Each line of the data has to be written out again exactly as shown.

Segment Start: Material for the task

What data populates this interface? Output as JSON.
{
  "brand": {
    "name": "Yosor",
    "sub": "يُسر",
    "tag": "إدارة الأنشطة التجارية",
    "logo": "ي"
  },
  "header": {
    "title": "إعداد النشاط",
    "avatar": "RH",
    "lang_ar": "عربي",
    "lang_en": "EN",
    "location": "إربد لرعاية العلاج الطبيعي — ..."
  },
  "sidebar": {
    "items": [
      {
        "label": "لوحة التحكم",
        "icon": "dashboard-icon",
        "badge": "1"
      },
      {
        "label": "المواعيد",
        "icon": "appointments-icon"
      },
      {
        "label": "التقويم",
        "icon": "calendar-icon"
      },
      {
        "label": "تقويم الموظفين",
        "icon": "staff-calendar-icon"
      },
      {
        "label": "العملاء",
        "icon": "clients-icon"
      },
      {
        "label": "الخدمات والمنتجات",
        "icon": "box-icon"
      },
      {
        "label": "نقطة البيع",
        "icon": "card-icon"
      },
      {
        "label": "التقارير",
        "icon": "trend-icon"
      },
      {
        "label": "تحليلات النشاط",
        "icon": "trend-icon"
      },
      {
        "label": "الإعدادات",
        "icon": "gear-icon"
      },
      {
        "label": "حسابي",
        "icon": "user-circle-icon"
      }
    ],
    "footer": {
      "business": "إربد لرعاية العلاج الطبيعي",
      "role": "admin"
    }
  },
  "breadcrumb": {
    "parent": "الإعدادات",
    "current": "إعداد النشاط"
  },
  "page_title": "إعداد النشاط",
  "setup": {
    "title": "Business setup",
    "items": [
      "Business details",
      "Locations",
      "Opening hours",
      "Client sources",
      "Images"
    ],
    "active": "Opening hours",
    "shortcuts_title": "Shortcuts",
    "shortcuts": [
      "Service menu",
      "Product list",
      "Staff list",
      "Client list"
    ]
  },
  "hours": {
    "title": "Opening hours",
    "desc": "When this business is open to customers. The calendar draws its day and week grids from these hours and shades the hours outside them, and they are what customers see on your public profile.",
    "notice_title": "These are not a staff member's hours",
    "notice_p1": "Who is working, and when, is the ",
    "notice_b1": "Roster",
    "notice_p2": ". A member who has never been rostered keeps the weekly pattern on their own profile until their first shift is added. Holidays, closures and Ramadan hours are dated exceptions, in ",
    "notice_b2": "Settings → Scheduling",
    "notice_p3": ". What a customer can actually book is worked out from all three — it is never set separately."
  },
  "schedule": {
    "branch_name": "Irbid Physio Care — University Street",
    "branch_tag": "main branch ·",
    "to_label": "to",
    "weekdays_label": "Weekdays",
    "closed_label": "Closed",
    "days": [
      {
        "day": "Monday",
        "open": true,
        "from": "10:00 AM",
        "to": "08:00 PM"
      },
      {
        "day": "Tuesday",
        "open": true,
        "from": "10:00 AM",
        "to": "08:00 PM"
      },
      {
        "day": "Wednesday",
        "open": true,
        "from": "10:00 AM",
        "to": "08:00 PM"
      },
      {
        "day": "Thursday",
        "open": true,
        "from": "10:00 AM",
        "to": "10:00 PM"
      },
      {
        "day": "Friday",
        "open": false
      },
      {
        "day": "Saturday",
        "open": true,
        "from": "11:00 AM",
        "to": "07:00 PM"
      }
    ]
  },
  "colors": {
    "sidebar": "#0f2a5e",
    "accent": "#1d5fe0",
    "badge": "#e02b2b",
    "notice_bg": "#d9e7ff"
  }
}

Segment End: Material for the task

■ **Task answer**
What data populates this interface? Output as JSON.
{
  "brand": {
    "name": "Yosor",
    "sub": "يُسر",
    "tag": "إدارة الأنشطة التجارية",
    "logo": "ي"
  },
  "header": {
    "title": "إعداد النشاط",
    "avatar": "RH",
    "lang_ar": "عربي",
    "lang_en": "EN",
    "location": "إربد لرعاية العلاج الطبيعي — ..."
  },
  "sidebar": {
    "items": [
      {
        "label": "لوحة التحكم",
        "icon": "dashboard-icon",
        "badge": "1"
      },
      {
        "label": "المواعيد",
        "icon": "appointments-icon"
      },
      {
        "label": "التقويم",
        "icon": "calendar-icon"
      },
      {
        "label": "تقويم الموظفين",
        "icon": "staff-calendar-icon"
      },
      {
        "label": "العملاء",
        "icon": "clients-icon"
      },
      {
        "label": "الخدمات والمنتجات",
        "icon": "box-icon"
      },
      {
        "label": "نقطة البيع",
        "icon": "card-icon"
      },
      {
        "label": "التقارير",
        "icon": "trend-icon"
      },
      {
        "label": "تحليلات النشاط",
        "icon": "trend-icon"
      },
      {
        "label": "الإعدادات",
        "icon": "gear-icon"
      },
      {
        "label": "حسابي",
        "icon": "user-circle-icon"
      }
    ],
    "footer": {
      "business": "إربد لرعاية العلاج الطبيعي",
      "role": "admin"
    }
  },
  "breadcrumb": {
    "parent": "الإعدادات",
    "current": "إعداد النشاط"
  },
  "page_title": "إعداد النشاط",
  "setup": {
    "title": "Business setup",
    "items": [
      "Business details",
      "Locations",
      "Opening hours",
      "Client sources",
      "Images"
    ],
    "active": "Opening hours",
    "shortcuts_title": "Shortcuts",
    "shortcuts": [
      "Service menu",
      "Product list",
      "Staff list",
      "Client list"
    ]
  },
  "hours": {
    "title": "Opening hours",
    "desc": "When this business is open to customers. The calendar draws its day and week grids from these hours and shades the hours outside them, and they are what customers see on your public profile.",
    "notice_title": "These are not a staff member's hours",
    "notice_p1": "Who is working, and when, is the ",
    "notice_b1": "Roster",
    "notice_p2": ". A member who has never been rostered keeps the weekly pattern on their own profile until their first shift is added. Holidays, closures and Ramadan hours are dated exceptions, in ",
    "notice_b2": "Settings → Scheduling",
    "notice_p3": ". What a customer can actually book is worked out from all three — it is never set separately."
  },
  "schedule": {
    "branch_name": "Irbid Physio Care — University Street",
    "branch_tag": "main branch ·",
    "to_label": "to",
    "weekdays_label": "Weekdays",
    "closed_label": "Closed",
    "days": [
      {
        "day": "Monday",
        "open": true,
        "from": "10:00 AM",
        "to": "08:00 PM"
      },
      {
        "day": "Tuesday",
        "open": true,
        "from": "10:00 AM",
        "to": "08:00 PM"
      },
      {
        "day": "Wednesday",
        "open": true,
        "from": "10:00 AM",
        "to": "08:00 PM"
      },
      {
        "day": "Thursday",
        "open": true,
        "from": "10:00 AM",
        "to": "10:00 PM"
      },
      {
        "day": "Friday",
        "open": false
      },
      {
        "day": "Saturday",
        "open": true,
        "from": "11:00 AM",
        "to": "07:00 PM"
      }
    ]
  },
  "colors": {
    "sidebar": "#0f2a5e",
    "accent": "#1d5fe0",
    "badge": "#e02b2b",
    "notice_bg": "#d9e7ff"
  }
}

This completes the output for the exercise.